Bishop Thomas Wenski, chairman of the US Conference of Catholic Bishops' (USCCB) international policy committee, is urging textile industry lobbying groups to avoid divisive and alarmist rhetoric when criticizing trade preferences for the world's poorest countries.
"Pitting hard-working manufacturers in our country against the poorest of the poor in Haiti and Africa is a disservice to the dignity all workers," Bishop Wenski said. "While civil discussions and candid disagreements over the impact of trade agreements are reasonable conversations to have in a democracy, playing to the fears of anxious workers is irresponsible and reduces the debate over trade agreements to shallow sound-bites."
The US Conference of Catholic Bishops, the Episcopal Church, the United Church of Christ, the Evangelical Lutheran Church in America and the United Methodist Church support the Haitian Hemispheric Opportunity through Partnership Encouragement (HOPE) Act to help stimulate economic growth and reduce entrenched poverty in Haiti, the poorest country in the Western Hemisphere. On December 5, this ecumenical coalition wrote to all members of Congress urging the passage of preferences for Haiti before the 109th Congress adjourns. A copy of the letter is below.
By providing duty-free access to US markets for certain clothes made in Haiti, the modest trade preferences would help rejuvenate the country's devastated apparel industry that has lost some 80,000 jobs. Eighty percent of Haitians live in abject poverty and the per-capita yearly income stands at just $440.
A study commissioned by the US Agency for International Development found that the HOPE Act would have no adverse impact on manufacturers in the United States. In fact, Haiti is an important importer of American products ranging from rice and chickens to automobiles and computers. For every dollar sent to Haiti, one dollar and thirty-four cents comes back.
Congress is expected to consider the bill in early December.
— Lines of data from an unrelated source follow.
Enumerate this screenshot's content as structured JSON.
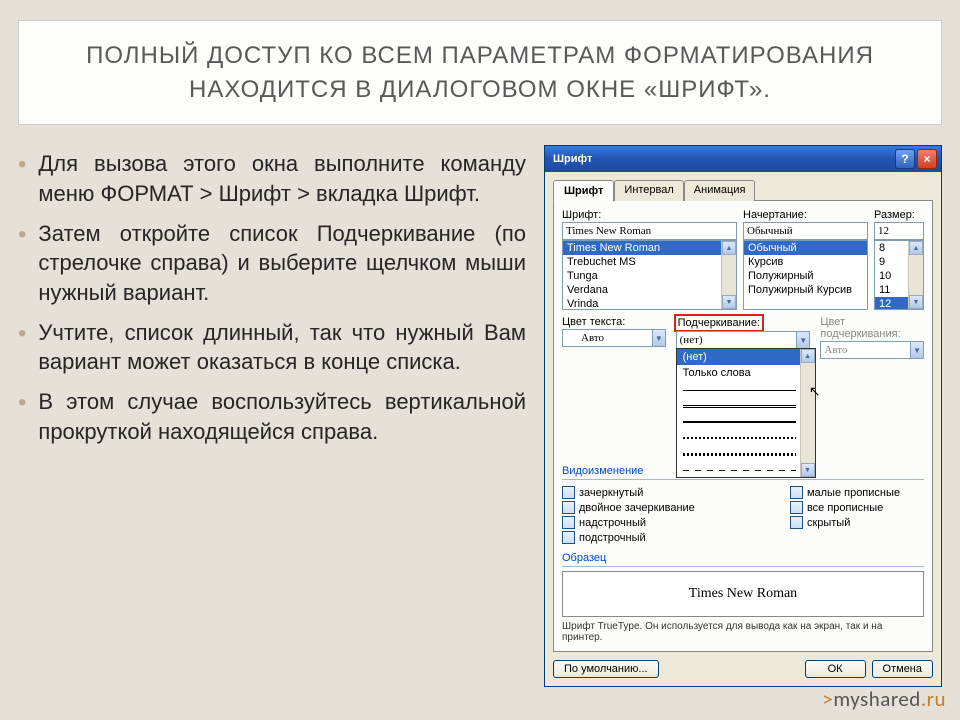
{
  "title": "ПОЛНЫЙ ДОСТУП КО ВСЕМ ПАРАМЕТРАМ ФОРМАТИРОВАНИЯ НАХОДИТСЯ В ДИАЛОГОВОМ ОКНЕ «ШРИФТ».",
  "bullets": [
    "Для вызова этого окна выполните команду меню ФОРМАТ > Шрифт > вкладка Шрифт.",
    "Затем откройте список Подчеркивание (по стрелочке справа) и выберите щелчком мыши нужный вариант.",
    "Учтите, список длинный, так что нужный Вам вариант может оказаться в конце списка.",
    "В этом случае воспользуйтесь вертикальной прокруткой находящейся справа."
  ],
  "dialog": {
    "title": "Шрифт",
    "tabs": [
      "Шрифт",
      "Интервал",
      "Анимация"
    ],
    "labels": {
      "font": "Шрифт:",
      "style": "Начертание:",
      "size": "Размер:",
      "text_color": "Цвет текста:",
      "underline": "Подчеркивание:",
      "underline_color": "Цвет подчеркивания:",
      "effects": "Видоизменение",
      "sample": "Образец"
    },
    "font_value": "Times New Roman",
    "font_list": [
      "Times New Roman",
      "Trebuchet MS",
      "Tunga",
      "Verdana",
      "Vrinda"
    ],
    "style_value": "Обычный",
    "style_list": [
      "Обычный",
      "Курсив",
      "Полужирный",
      "Полужирный Курсив"
    ],
    "size_value": "12",
    "size_list": [
      "8",
      "9",
      "10",
      "11",
      "12"
    ],
    "text_color_value": "Авто",
    "underline_value": "(нет)",
    "underline_options_text": [
      "(нет)",
      "Только слова"
    ],
    "underline_color_value": "Авто",
    "checks_left": [
      "зачеркнутый",
      "двойное зачеркивание",
      "надстрочный",
      "подстрочный"
    ],
    "checks_right": [
      "малые прописные",
      "все прописные",
      "скрытый"
    ],
    "preview_text": "Times New Roman",
    "hint": "Шрифт TrueType. Он используется для вывода как на экран, так и на принтер.",
    "buttons": {
      "default": "По умолчанию...",
      "ok": "ОК",
      "cancel": "Отмена"
    }
  },
  "footer": {
    "text": "myshared",
    "suffix": ".ru"
  }
}
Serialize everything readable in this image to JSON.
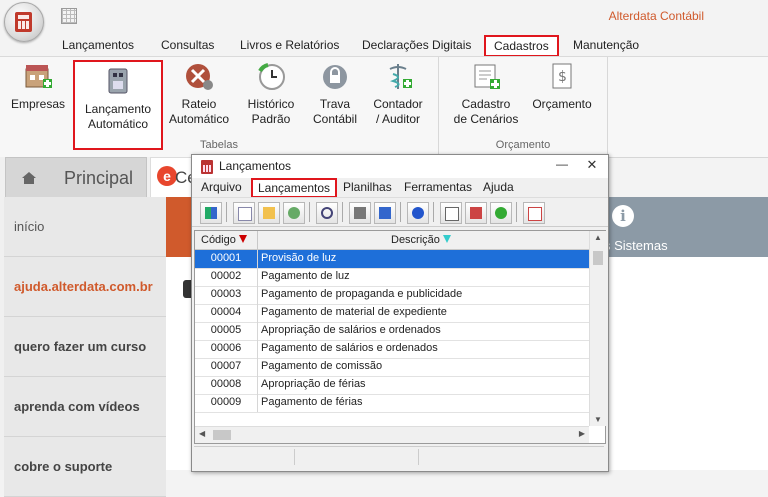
{
  "app": {
    "title": "Alterdata Contábil"
  },
  "menu": {
    "items": [
      "Lançamentos",
      "Consultas",
      "Livros e Relatórios",
      "Declarações Digitais",
      "Cadastros",
      "Manutenção"
    ],
    "active": "Cadastros"
  },
  "ribbon": {
    "group_tabelas": "Tabelas",
    "group_orcamento": "Orçamento",
    "buttons": [
      {
        "l1": "Empresas",
        "l2": ""
      },
      {
        "l1": "Lançamento",
        "l2": "Automático"
      },
      {
        "l1": "Rateio",
        "l2": "Automático"
      },
      {
        "l1": "Histórico",
        "l2": "Padrão"
      },
      {
        "l1": "Trava",
        "l2": "Contábil"
      },
      {
        "l1": "Contador",
        "l2": "/ Auditor"
      },
      {
        "l1": "Cadastro",
        "l2": "de Cenários"
      },
      {
        "l1": "Orçamento",
        "l2": ""
      }
    ]
  },
  "tabs": {
    "principal": "Principal",
    "ce": "Ce"
  },
  "nav": [
    "início",
    "ajuda.alterdata.com.br",
    "quero fazer um curso",
    "aprenda com vídeos",
    "cobre o suporte"
  ],
  "banner": {
    "text": "s Sistemas",
    "info_glyph": "i"
  },
  "dialog": {
    "title": "Lançamentos",
    "min_glyph": "—",
    "close_glyph": "✕",
    "menu": [
      "Arquivo",
      "Lançamentos",
      "Planilhas",
      "Ferramentas",
      "Ajuda"
    ],
    "active_menu": "Lançamentos",
    "columns": {
      "code": "Código",
      "desc": "Descrição"
    },
    "rows": [
      {
        "code": "00001",
        "desc": "Provisão de luz"
      },
      {
        "code": "00002",
        "desc": "Pagamento de luz"
      },
      {
        "code": "00003",
        "desc": "Pagamento de propaganda e publicidade"
      },
      {
        "code": "00004",
        "desc": "Pagamento de material de expediente"
      },
      {
        "code": "00005",
        "desc": "Apropriação de salários e ordenados"
      },
      {
        "code": "00006",
        "desc": "Pagamento de salários e ordenados"
      },
      {
        "code": "00007",
        "desc": "Pagamento de comissão"
      },
      {
        "code": "00008",
        "desc": "Apropriação de férias"
      },
      {
        "code": "00009",
        "desc": "Pagamento de férias"
      }
    ],
    "selected_row": 0
  },
  "colors": {
    "accent": "#d05a2c",
    "highlight": "#e0161d",
    "selection": "#1e6fd9"
  }
}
"This important legislation is part our moral imperative to care for the least among us, and reflects the deep-rooted humanitarian concerns of the American people," Bishops Wenski said. "It also offers a meaningful path for many vulnerable people in Haiti to become true partners in their own future."